Excerpts from an interface dataset
********************

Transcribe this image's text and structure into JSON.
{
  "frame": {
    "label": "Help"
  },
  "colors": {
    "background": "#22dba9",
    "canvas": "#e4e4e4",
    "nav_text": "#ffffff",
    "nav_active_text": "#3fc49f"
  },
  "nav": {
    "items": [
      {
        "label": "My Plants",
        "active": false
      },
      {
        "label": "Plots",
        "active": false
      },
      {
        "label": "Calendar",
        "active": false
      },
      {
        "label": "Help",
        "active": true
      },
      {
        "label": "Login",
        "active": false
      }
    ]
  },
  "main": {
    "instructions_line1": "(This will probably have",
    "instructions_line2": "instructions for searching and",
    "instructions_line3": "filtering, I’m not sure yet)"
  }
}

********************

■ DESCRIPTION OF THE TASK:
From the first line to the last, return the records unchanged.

■ ANSWER BOX:
Transcribe this image's text and structure into JSON.
{
  "frame": {
    "label": "Help"
  },
  "colors": {
    "background": "#22dba9",
    "canvas": "#e4e4e4",
    "nav_text": "#ffffff",
    "nav_active_text": "#3fc49f"
  },
  "nav": {
    "items": [
      {
        "label": "My Plants",
        "active": false
      },
      {
        "label": "Plots",
        "active": false
      },
      {
        "label": "Calendar",
        "active": false
      },
      {
        "label": "Help",
        "active": true
      },
      {
        "label": "Login",
        "active": false
      }
    ]
  },
  "main": {
    "instructions_line1": "(This will probably have",
    "instructions_line2": "instructions for searching and",
    "instructions_line3": "filtering, I’m not sure yet)"
  }
}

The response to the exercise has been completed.